:: Records for this task
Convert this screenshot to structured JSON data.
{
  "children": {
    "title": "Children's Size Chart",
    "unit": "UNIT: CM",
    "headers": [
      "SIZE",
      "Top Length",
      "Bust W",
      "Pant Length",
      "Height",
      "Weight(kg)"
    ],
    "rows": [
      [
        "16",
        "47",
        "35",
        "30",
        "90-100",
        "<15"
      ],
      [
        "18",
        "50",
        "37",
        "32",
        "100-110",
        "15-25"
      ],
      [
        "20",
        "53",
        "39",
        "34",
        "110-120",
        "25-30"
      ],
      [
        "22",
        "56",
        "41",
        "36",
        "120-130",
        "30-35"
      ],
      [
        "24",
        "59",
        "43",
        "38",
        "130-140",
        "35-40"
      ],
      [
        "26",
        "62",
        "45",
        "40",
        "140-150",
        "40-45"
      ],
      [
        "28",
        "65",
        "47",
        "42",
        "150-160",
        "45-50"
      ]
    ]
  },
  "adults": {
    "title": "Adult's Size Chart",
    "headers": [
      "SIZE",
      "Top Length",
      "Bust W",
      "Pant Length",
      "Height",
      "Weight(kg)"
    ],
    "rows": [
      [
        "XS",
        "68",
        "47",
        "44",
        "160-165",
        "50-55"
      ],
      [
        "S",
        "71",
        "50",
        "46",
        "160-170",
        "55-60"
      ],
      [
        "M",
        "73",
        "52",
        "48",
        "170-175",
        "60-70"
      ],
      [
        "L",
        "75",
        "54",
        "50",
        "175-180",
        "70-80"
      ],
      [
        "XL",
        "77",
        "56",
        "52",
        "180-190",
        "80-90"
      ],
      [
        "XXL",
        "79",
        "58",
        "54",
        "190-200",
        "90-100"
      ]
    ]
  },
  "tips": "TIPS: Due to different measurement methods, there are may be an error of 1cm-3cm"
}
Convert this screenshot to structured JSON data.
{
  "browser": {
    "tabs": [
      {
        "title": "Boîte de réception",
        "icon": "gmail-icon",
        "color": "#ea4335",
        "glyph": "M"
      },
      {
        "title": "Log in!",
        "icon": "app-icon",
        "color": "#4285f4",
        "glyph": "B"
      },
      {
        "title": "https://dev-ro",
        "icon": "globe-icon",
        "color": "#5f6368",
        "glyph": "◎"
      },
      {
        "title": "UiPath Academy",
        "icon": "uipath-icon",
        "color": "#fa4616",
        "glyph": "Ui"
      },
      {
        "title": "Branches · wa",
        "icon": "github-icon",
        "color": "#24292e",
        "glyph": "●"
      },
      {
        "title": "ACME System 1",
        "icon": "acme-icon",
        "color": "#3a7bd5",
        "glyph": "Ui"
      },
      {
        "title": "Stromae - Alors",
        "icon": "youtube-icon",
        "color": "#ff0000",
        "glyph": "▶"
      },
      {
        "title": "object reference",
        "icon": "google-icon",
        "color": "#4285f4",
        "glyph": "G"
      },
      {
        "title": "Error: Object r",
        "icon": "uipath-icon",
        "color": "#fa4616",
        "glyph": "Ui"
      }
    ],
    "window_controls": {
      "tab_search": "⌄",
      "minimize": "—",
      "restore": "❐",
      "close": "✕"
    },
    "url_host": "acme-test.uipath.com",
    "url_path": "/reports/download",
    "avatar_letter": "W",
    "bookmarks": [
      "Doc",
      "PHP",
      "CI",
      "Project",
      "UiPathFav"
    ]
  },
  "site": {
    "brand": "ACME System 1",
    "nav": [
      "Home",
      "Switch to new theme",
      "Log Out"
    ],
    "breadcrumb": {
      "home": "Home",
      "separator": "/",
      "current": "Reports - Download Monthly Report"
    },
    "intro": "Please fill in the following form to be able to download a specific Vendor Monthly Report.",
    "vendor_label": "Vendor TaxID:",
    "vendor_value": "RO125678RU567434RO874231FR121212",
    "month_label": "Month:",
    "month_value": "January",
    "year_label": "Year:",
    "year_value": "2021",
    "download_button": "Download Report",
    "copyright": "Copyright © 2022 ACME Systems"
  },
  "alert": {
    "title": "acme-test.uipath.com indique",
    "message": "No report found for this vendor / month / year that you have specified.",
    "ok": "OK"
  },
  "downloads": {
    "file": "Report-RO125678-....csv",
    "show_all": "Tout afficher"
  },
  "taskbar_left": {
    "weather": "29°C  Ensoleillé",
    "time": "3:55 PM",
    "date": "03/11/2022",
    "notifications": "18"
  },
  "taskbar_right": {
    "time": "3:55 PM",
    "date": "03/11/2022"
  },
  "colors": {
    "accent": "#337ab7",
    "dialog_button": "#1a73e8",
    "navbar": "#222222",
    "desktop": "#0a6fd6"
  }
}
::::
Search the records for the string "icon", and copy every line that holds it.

# Reply to the task:
        "icon": "gmail-icon",
        "icon": "app-icon",
        "icon": "globe-icon",
        "icon": "uipath-icon",
        "icon": "github-icon",
        "icon": "acme-icon",
        "icon": "youtube-icon",
        "icon": "google-icon",
        "icon": "uipath-icon",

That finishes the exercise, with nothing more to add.